▶ [About this exercise]:
From the first line to the last, restate the data exactly, leaving out the images.

(Interface dataset entries)

□ □ □ □

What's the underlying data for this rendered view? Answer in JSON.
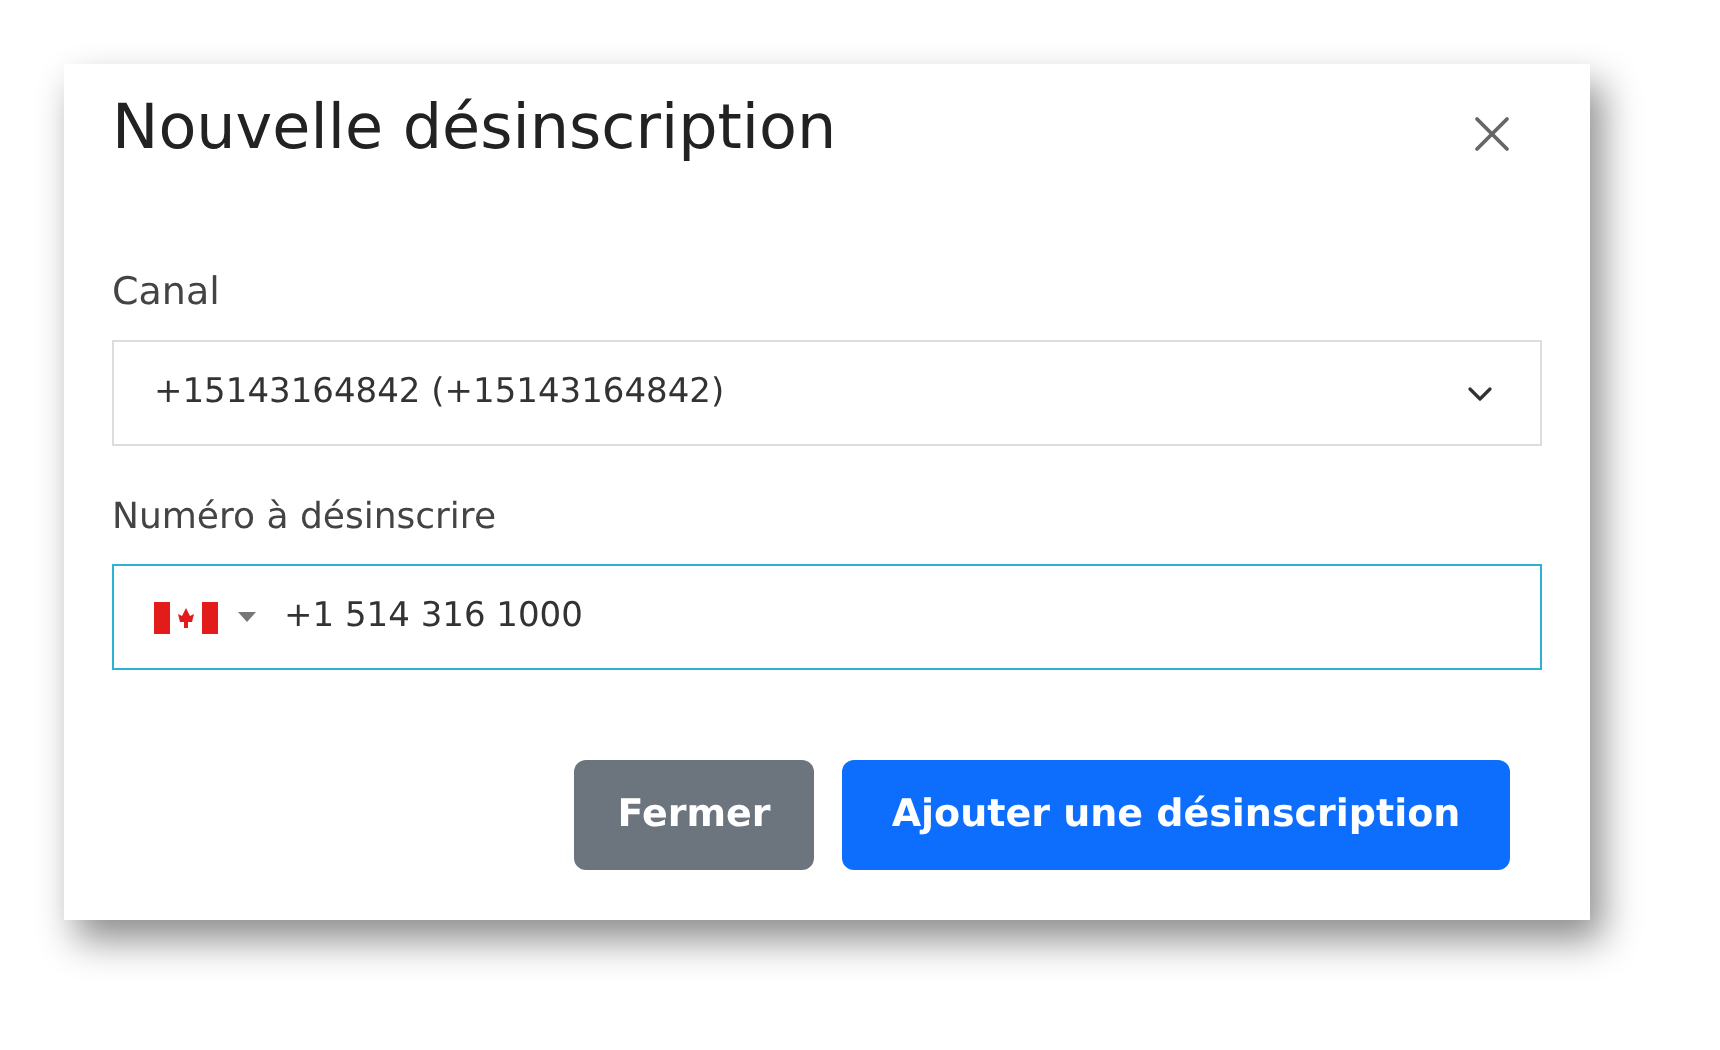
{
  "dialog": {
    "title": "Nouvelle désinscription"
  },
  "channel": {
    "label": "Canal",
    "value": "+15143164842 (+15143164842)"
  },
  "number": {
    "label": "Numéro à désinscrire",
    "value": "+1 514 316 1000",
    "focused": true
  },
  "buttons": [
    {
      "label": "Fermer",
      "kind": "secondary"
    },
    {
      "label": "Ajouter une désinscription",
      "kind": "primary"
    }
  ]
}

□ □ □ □

▶ [Exercise result]:
What's the underlying data for this rendered view? Answer in JSON.
{
  "dialog": {
    "title": "Nouvelle désinscription"
  },
  "channel": {
    "label": "Canal",
    "value": "+15143164842 (+15143164842)"
  },
  "number": {
    "label": "Numéro à désinscrire",
    "value": "+1 514 316 1000",
    "focused": true
  },
  "buttons": [
    {
      "label": "Fermer",
      "kind": "secondary"
    },
    {
      "label": "Ajouter une désinscription",
      "kind": "primary"
    }
  ]
}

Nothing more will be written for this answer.